I use a variety of ICT tools in my classroom, all of which the students can access from their tablets or mobile devices. I will introduce the four main tools I use and explain ways in which they have facilitated assessment and, more importantly, giving feedback in my classroom.

1. Socrative

Socrative is an immediate student-response system, where students access the teacher’s ‘room’ using the ‘room number’ and the teacher can push out multiple choice questions, true/false questions, or short-answer questions. The teacher can also assign full quizzes and exit tickets. I have found that when using Socrative, projecting my screen to the students makes it even more beneficial, as they can see the statistics and class responses that are shown on my screen. For example, when asking a short answer question, students can see all responses being submitted, which I then use as a basis for an evaluation exercise: students look at all submitted responses and vote on the best ones, whilst giving reasons why.

This is a very useful literacy-building exercise and I use it to show model answers and what makes a well-structured written response.
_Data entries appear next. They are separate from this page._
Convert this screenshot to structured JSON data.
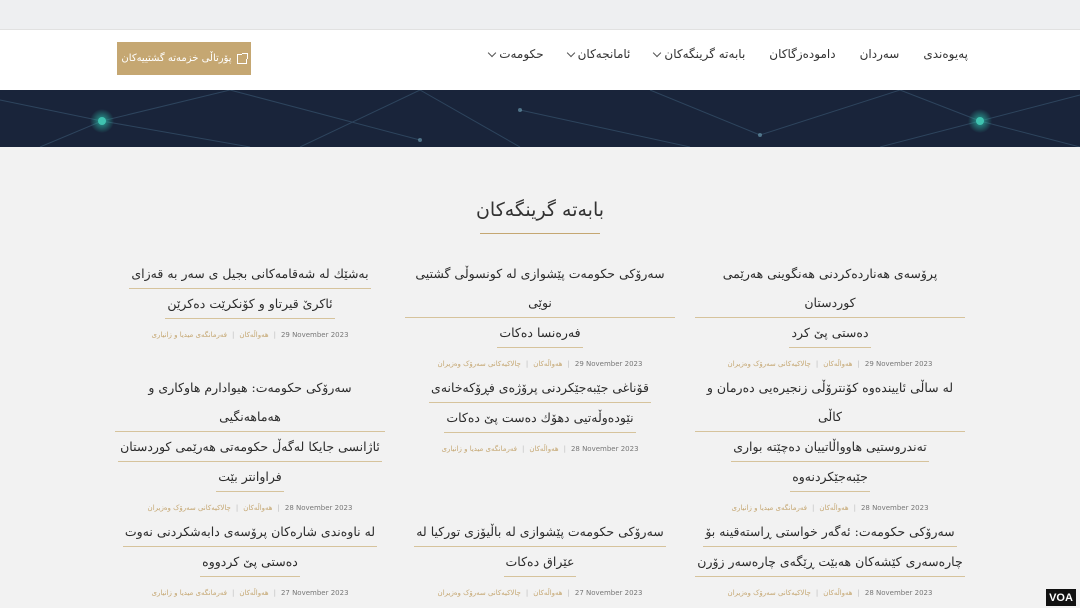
{
  "colors": {
    "accent": "#c5a772",
    "banner": "#19243a",
    "banner_node": "#2aa89a"
  },
  "portal_button": {
    "label": "پۆرتاڵی خزمەتە گشتییەکان",
    "icon": "external-link-icon"
  },
  "menu": [
    {
      "label": "حکومەت",
      "dropdown": true
    },
    {
      "label": "ئامانجەکان",
      "dropdown": true
    },
    {
      "label": "بابەتە گرینگەکان",
      "dropdown": true
    },
    {
      "label": "دامودەزگاکان",
      "dropdown": false
    },
    {
      "label": "سەردان",
      "dropdown": false
    },
    {
      "label": "پەیوەندی",
      "dropdown": false
    }
  ],
  "section_title": "بابەتە گرینگەکان",
  "articles": [
    {
      "lines": [
        "پرۆسەی هەناردەکردنی هەنگوینی هەرێمی کوردستان",
        "دەستی پێ کرد"
      ],
      "date": "29 November 2023",
      "tag1": "هەواڵەکان",
      "tag2": "چالاکیەکانی سەرۆک وەزیران"
    },
    {
      "lines": [
        "سەرۆکی حکومەت پێشوازی لە کونسوڵی گشتیی نوێی",
        "فەرەنسا دەکات"
      ],
      "date": "29 November 2023",
      "tag1": "هەواڵەکان",
      "tag2": "چالاکیەکانی سەرۆک وەزیران"
    },
    {
      "lines": [
        "بەشێك لە شەقامەکانی بجیل ی سەر بە قەزای",
        "ئاکرێ قیرتاو و کۆنکرێت دەکرێن"
      ],
      "date": "29 November 2023",
      "tag1": "هەواڵەکان",
      "tag2": "فەرمانگەی میدیا و زانیاری"
    },
    {
      "lines": [
        "لە ساڵی ئاییندەوە کۆنترۆڵی زنجیرەیی دەرمان و کاڵی",
        "تەندروستیی هاوواڵاتییان دەچێتە بواری",
        "جێبەجێکردنەوە"
      ],
      "date": "28 November 2023",
      "tag1": "هەواڵەکان",
      "tag2": "فەرمانگەی میدیا و زانیاری"
    },
    {
      "lines": [
        "قۆناغی جێبەجێکردنی پرۆژەی فڕۆکەخانەی",
        "نێودەوڵەتیی دهۆك دەست پێ دەکات"
      ],
      "date": "28 November 2023",
      "tag1": "هەواڵەکان",
      "tag2": "فەرمانگەی میدیا و زانیاری"
    },
    {
      "lines": [
        "سەرۆکی حکومەت: هیوادارم هاوکاری و هەماهەنگیی",
        "ئاژانسی جایکا لەگەڵ حکومەتی هەرێمی کوردستان",
        "فراوانتر بێت"
      ],
      "date": "28 November 2023",
      "tag1": "هەواڵەکان",
      "tag2": "چالاکیەکانی سەرۆک وەزیران"
    },
    {
      "lines": [
        "سەرۆکی حکومەت: ئەگەر خواستی ڕاستەقینە بۆ",
        "چارەسەری کێشەکان هەبێت ڕێگەی چارەسەر زۆرن"
      ],
      "date": "28 November 2023",
      "tag1": "هەواڵەکان",
      "tag2": "چالاکیەکانی سەرۆک وەزیران"
    },
    {
      "lines": [
        "سەرۆکی حکومەت پێشوازی لە باڵیۆزی تورکیا لە",
        "عێراق دەکات"
      ],
      "date": "27 November 2023",
      "tag1": "هەواڵەکان",
      "tag2": "چالاکیەکانی سەرۆک وەزیران"
    },
    {
      "lines": [
        "لە ناوەندی شارەکان پرۆسەی دابەشکردنی نەوت",
        "دەستی پێ کردووە"
      ],
      "date": "27 November 2023",
      "tag1": "هەواڵەکان",
      "tag2": "فەرمانگەی میدیا و زانیاری"
    }
  ],
  "watermark": "VOA"
}
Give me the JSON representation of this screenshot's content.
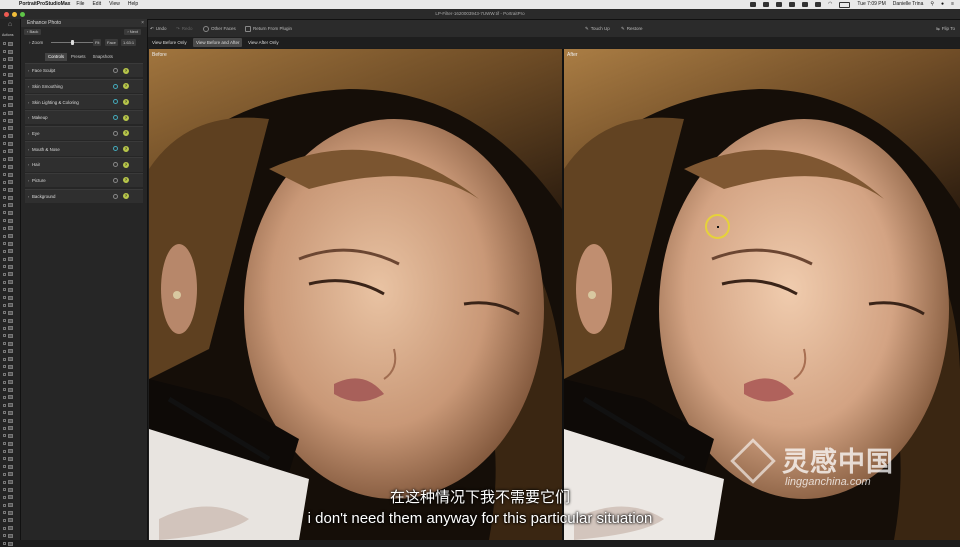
{
  "menubar": {
    "app_name": "PortraitProStudioMax",
    "items": [
      "File",
      "Edit",
      "View",
      "Help"
    ],
    "clock": "Tue 7:09 PM",
    "user": "Danielle Trina"
  },
  "window": {
    "title": "LP-Filter-1620003943-7UWW.tif - PortraitPro"
  },
  "toolbar": {
    "undo": "Undo",
    "redo": "Redo",
    "other_faces": "Other Faces",
    "return_plugin": "Return From Plugin",
    "touch_up": "Touch Up",
    "restore": "Restore",
    "flip_to": "Flip To"
  },
  "view_tabs": [
    "View Before Only",
    "View Before and After",
    "View After Only"
  ],
  "view_tabs_active": 1,
  "left_strip": {
    "actions_label": "Actions"
  },
  "panel": {
    "title": "Enhance Photo",
    "back": "Back",
    "next": "Next",
    "zoom_label": "Zoom",
    "zoom_fit": "Fit",
    "zoom_face": "Face",
    "zoom_value": "1.63:1",
    "tabs": [
      "Controls",
      "Presets",
      "Snapshots"
    ],
    "active_tab": 0,
    "sections": [
      {
        "label": "Face Sculpt",
        "active": false
      },
      {
        "label": "Skin Smoothing",
        "active": true
      },
      {
        "label": "Skin Lighting & Coloring",
        "active": true
      },
      {
        "label": "Makeup",
        "active": true
      },
      {
        "label": "Eye",
        "active": false
      },
      {
        "label": "Mouth & Nose",
        "active": true
      },
      {
        "label": "Hair",
        "active": false
      },
      {
        "label": "Picture",
        "active": false
      },
      {
        "label": "Background",
        "active": false
      }
    ]
  },
  "panes": {
    "before_label": "Before",
    "after_label": "After"
  },
  "subtitles": {
    "chinese": "在这种情况下我不需要它们",
    "english": "i don't need them anyway for this particular situation"
  },
  "watermark": {
    "brand": "灵感中国",
    "url": "lingganchina.com"
  },
  "colors": {
    "accent_yellow": "#e6d23a",
    "help_badge": "#b7c64a"
  }
}
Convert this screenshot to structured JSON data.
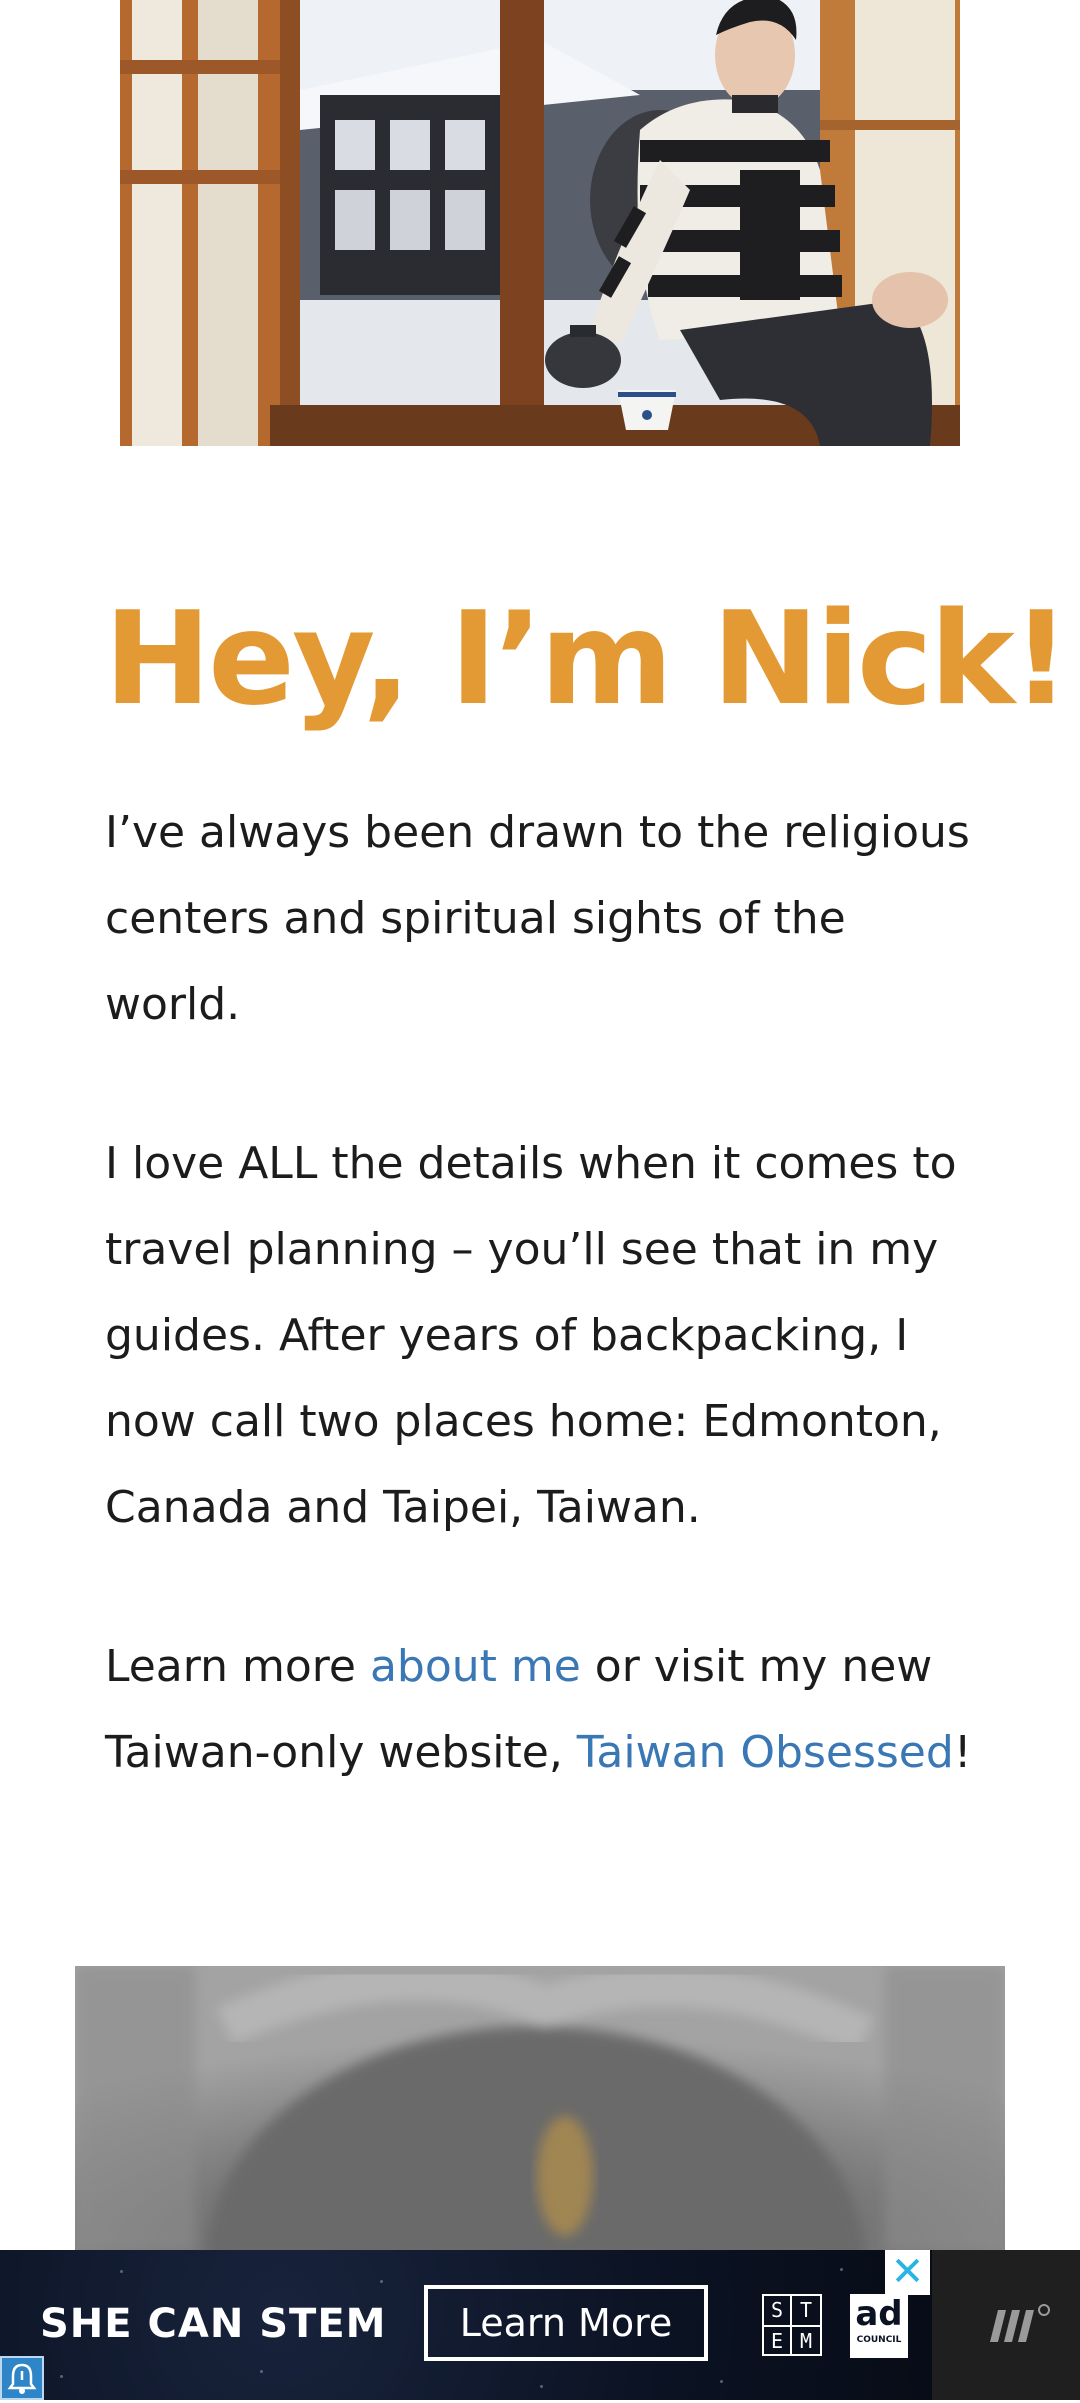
{
  "hero": {
    "image_alt": "Nick sitting by an open window with tea, snowy garden outside"
  },
  "intro": {
    "headline": "Hey, I’m Nick!",
    "paragraph_1": "I’ve always been drawn to the religious centers and spiritual sights of the world.",
    "paragraph_2": "I love ALL the details when it comes to travel planning – you’ll see that in my guides. After years of backpacking, I now call two places home: Edmonton, Canada and Taipei, Taiwan.",
    "paragraph_3": {
      "text_before_link_1": "Learn more ",
      "link_1": "about me",
      "text_between_links": " or visit my new Taiwan-only website, ",
      "link_2": "Taiwan Obsessed",
      "text_after_link_2": "!"
    }
  },
  "stone_photo": {
    "image_alt": "Blurred stone surface photo"
  },
  "ad": {
    "headline": "SHE CAN STEM",
    "cta_label": "Learn More",
    "stem_letters": [
      "S",
      "T",
      "E",
      "M"
    ],
    "adcouncil_word": "ad",
    "adcouncil_sub": "COUNCIL",
    "close_glyph": "✕",
    "colors": {
      "background": "#0b1222",
      "close_accent": "#28b5e3"
    }
  },
  "colors": {
    "headline": "#e39a35",
    "link": "#3a77b5",
    "body_text": "#1c1c1c"
  },
  "icons": {
    "ad_info": "bell-icon",
    "publisher": "publisher-logo-icon"
  }
}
This process enables me to give immediate feedback to the students, and actively involves them in the process.

My favorite feature of Socrative is definitely the ‘Exit Tickets’ though, as that gives me an immediate pulse-check of the class’s learning, which I can then immediately use to adjust my teaching for the next lesson.

2. Edmodo’s ‘Quiz’ feature

Edmodo is a class learning management system (LMS) that is designed for schools but still looks a lot like Facebook (which engages students more due to its familiarity). I have often created quizzes and polls on Edmodo. When using the ‘Quiz’ feature with my students, Edmodo allows you to show them the answer key once they have submitted their responses. Students also immediately get their score on the quiz. This automatically gives the students timely and relevant feedback, as the assessment has only just been concluded and is still fresh in their minds. I also project the statistics Edmodo compiles for me in front of the class, and we discuss those statistics to highlight strengths and areas for improvement.

3. Google forms (& Flubaroo)

I wrote before about how I use Google Forms in my classroom. I often use the “Flubaroo” script whenever I create a quiz or test using Google Forms. Flubaroo automatically grades the quiz once the students submit their responses, and can also email them their score, a copy of their responses, and the answer key. I then project the spreadsheet of the student responses in front of the class and we discuss the most well-constructed answers. This is another example of how an ICT tool such as Google Forms has enabled me to deliver timely and immediate feedback on my students’ assessments.

4. Evernote shared notebooks

I published a blog post before about how I use Evernote in my classroom. As I have a ‘Premium’ account with Evernote, I can create notebooks for my students that we can all edit and contribute to, even if the students only have a ‘Free’ account. I have benefited immensely from this feature, as I created a set of notebooks for my history class where the students would do all their work. I would then be able to add voice notes with my verbal feedback or even annotated rubrics/checklists for the assessments.

I have noticed that most of the talk about eLearning and tablets in classrooms revolves around engaging students more with learning and encouraging them to create multiple things. While these are very valid benefits of introducing ICT tools into the classroom, I personally believe the biggest benefit can come from how these ICT tools can facilitate the process of assessing student learning as well as delivering timely and meaningful feedback to the students on their learning.

References:

Black, P. & Wiliam, D. (1999). Assessment for Learning: Beyond the Black Box, Assessment Reform Group, University of Cambridge, School of Education

Brown, G., Bull, J., & Pendlebury, M. (1997). Assessing student learning in higher education. London: Routledge.